** Try it **
If a line includes "Approved", copy it out of the entries.

---*---

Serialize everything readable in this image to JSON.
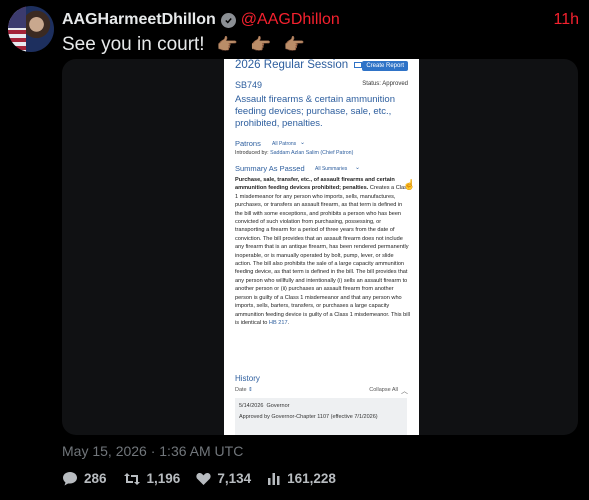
{
  "author": {
    "display_name": "AAGHarmeetDhillon",
    "handle": "@AAGDhillon",
    "time_ago": "11h",
    "verified": true
  },
  "tweet": {
    "text": "See you in court!",
    "emoji": [
      "👉🏽",
      "👉🏽",
      "👉🏽"
    ],
    "timestamp": "May 15, 2026 · 1:36 AM UTC"
  },
  "document": {
    "session_title": "2026 Regular Session",
    "create_report_label": "Create Report",
    "bill_number": "SB749",
    "status": "Status: Approved",
    "bill_title": "Assault firearms & certain ammunition feeding devices; purchase, sale, etc., prohibited, penalties.",
    "patrons_label": "Patrons",
    "all_patrons_label": "All Patrons",
    "introduced_by_label": "Introduced by:",
    "introduced_by_name": "Saddam Azlan Salim (Chief Patron)",
    "summary_label": "Summary As Passed",
    "all_summaries_label": "All Summaries",
    "summary_bold": "Purchase, sale, transfer, etc., of assault firearms and certain ammunition feeding devices prohibited; penalties.",
    "summary_body": "Creates a Class 1 misdemeanor for any person who imports, sells, manufactures, purchases, or transfers an assault firearm, as that term is defined in the bill with some exceptions, and prohibits a person who has been convicted of such violation from purchasing, possessing, or transporting a firearm for a period of three years from the date of conviction. The bill provides that an assault firearm does not include any firearm that is an antique firearm, has been rendered permanently inoperable, or is manually operated by bolt, pump, lever, or slide action. The bill also prohibits the sale of a large capacity ammunition feeding device, as that term is defined in the bill. The bill provides that any person who willfully and intentionally (i) sells an assault firearm to another person or (ii) purchases an assault firearm from another person is guilty of a Class 1 misdemeanor and that any person who imports, sells, barters, transfers, or purchases a large capacity ammunition feeding device is guilty of a Class 1 misdemeanor. This bill is identical to",
    "summary_link": "HB 217",
    "history_label": "History",
    "date_label": "Date",
    "collapse_all_label": "Collapse All",
    "history_entry_date": "5/14/2026",
    "history_entry_actor": "Governor",
    "history_entry_action": "Approved by Governor-Chapter 1107 (effective 7/1/2026)"
  },
  "stats": {
    "replies": "286",
    "reposts": "1,196",
    "likes": "7,134",
    "views": "161,228"
  },
  "colors": {
    "handle": "#f4212e",
    "link_blue": "#2d5e9e",
    "muted": "#71767b"
  }
}
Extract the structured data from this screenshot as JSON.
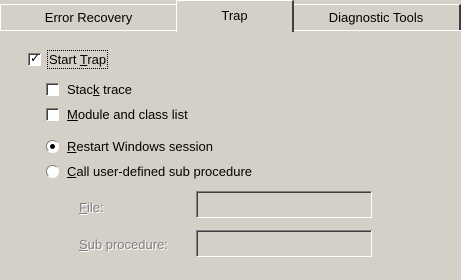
{
  "tabs": [
    {
      "label": "Error Recovery",
      "active": false
    },
    {
      "label": "Trap",
      "active": true
    },
    {
      "label": "Diagnostic Tools",
      "active": false
    }
  ],
  "options": {
    "start_trap": {
      "pre": "Start ",
      "access": "T",
      "post": "rap",
      "checked": true
    },
    "stack_trace": {
      "pre": "Stac",
      "access": "k",
      "post": " trace",
      "checked": false
    },
    "module_list": {
      "pre": "",
      "access": "M",
      "post": "odule and class list",
      "checked": false
    },
    "restart_windows": {
      "pre": "",
      "access": "R",
      "post": "estart Windows session",
      "selected": true
    },
    "call_sub": {
      "pre": "",
      "access": "C",
      "post": "all user-defined sub procedure",
      "selected": false
    }
  },
  "fields": {
    "file": {
      "access": "F",
      "post": "ile:",
      "value": "",
      "enabled": false
    },
    "sub_procedure": {
      "access": "S",
      "post": "ub procedure:",
      "value": "",
      "enabled": false
    }
  }
}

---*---

** Exercise solution **
    "status": "Status: Approved",
    "history_entry_action": "Approved by Governor-Chapter 1107 (effective 7/1/2026)"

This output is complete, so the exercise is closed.